The Berghuis decision inspires me to offer a new piece of legal armor—this time in the form of a t-shirt:
Click on the picture to buy a shirt, or borrow the text (I've uncopyrighted it) to make your own version from scratch. Combine that notice of your Miranda rights with the bumper sticker and magnetic sign I offered earlier, in defense of your rights to record and report what public officials do to you, and you might just dodge some serious legal hurt. Or—who knows?—you might inspire some interesting and important litigation.
I leave detailed analysis of how Berghuis jibes with Miranda and other precedents to other, more knowledgeable commentators (see supra, "ain't Prof. Crim Pro" disclaimer). I dare say, though, that Justice Sotomayor's dissent hit a nice note:
Today’s decision turns Miranda upside down. Criminal suspects must now unambiguously invoke their right to remain silent—which, counterintuitively, requires them to speak. At the same time, suspects will be legally presumed to have waived their rights even if they have given no clear expression of their intent to do so. Those results, in my view, find no basis in Miranda or our subsequent cases and are inconsistent with the fair-trial principles on which those precedents are grounded.Slip. op. at 23 (Sotomayor, J. dissenting).
I guess that you could say the Berghuis majority took a cue from the (so-called) libertarian paternalists and engaged in some legal nudging. In this case, however, the Court nudged our defaults away from individual liberty and toward prosecutorial power. Call it statist paternalism.

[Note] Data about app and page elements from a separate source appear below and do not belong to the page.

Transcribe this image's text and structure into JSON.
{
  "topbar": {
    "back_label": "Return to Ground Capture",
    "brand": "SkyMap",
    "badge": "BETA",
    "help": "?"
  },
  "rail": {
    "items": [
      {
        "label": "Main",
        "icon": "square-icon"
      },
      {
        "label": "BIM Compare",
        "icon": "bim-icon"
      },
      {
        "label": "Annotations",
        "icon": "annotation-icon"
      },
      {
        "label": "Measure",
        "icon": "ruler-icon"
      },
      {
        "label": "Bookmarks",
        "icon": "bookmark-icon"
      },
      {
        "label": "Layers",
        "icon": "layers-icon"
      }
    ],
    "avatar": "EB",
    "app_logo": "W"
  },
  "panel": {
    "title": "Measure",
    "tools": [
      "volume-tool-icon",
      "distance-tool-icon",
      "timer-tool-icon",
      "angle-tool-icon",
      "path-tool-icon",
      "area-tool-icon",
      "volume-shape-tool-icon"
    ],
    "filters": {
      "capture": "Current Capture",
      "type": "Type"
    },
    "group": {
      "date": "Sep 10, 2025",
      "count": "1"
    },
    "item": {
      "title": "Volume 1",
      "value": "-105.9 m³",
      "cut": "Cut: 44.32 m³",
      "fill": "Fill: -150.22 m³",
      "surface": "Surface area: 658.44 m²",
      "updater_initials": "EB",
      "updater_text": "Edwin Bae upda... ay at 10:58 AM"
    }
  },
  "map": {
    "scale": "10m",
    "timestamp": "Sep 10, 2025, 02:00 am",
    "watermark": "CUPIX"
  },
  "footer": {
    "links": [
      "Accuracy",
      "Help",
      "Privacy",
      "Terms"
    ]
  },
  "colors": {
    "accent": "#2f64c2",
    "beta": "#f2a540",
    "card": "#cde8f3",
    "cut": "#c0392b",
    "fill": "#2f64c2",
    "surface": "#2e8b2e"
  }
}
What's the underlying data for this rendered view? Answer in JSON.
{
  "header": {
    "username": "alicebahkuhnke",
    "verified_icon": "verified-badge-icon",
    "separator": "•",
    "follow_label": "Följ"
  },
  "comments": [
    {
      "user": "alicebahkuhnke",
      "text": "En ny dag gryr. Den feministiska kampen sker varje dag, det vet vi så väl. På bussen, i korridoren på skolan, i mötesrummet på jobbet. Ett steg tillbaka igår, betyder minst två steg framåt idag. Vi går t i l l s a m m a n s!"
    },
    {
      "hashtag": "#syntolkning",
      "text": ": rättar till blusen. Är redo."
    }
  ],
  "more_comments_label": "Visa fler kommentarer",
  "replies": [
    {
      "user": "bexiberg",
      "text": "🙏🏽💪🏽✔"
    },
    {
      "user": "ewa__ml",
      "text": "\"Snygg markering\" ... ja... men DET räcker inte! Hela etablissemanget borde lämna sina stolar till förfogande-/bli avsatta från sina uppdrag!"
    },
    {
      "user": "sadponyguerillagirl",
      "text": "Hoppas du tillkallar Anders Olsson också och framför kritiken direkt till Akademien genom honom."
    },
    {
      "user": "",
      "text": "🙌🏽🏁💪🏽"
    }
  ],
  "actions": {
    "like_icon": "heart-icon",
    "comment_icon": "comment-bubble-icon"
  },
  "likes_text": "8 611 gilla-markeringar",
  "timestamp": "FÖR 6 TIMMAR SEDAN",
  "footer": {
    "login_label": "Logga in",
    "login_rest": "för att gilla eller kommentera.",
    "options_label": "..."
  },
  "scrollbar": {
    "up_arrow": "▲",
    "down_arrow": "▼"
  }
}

Thanks, Supremes, for giving us worse than nothing. Ah, well. As I read Berghuis, even the justices in the majority would not deny us the opportunity to answer their new default with a firm "No!" Thus might we recover our Constitutional rights with a t-shirt.
[Crossposted at Agoraphilia and The Technology Liberation Front.]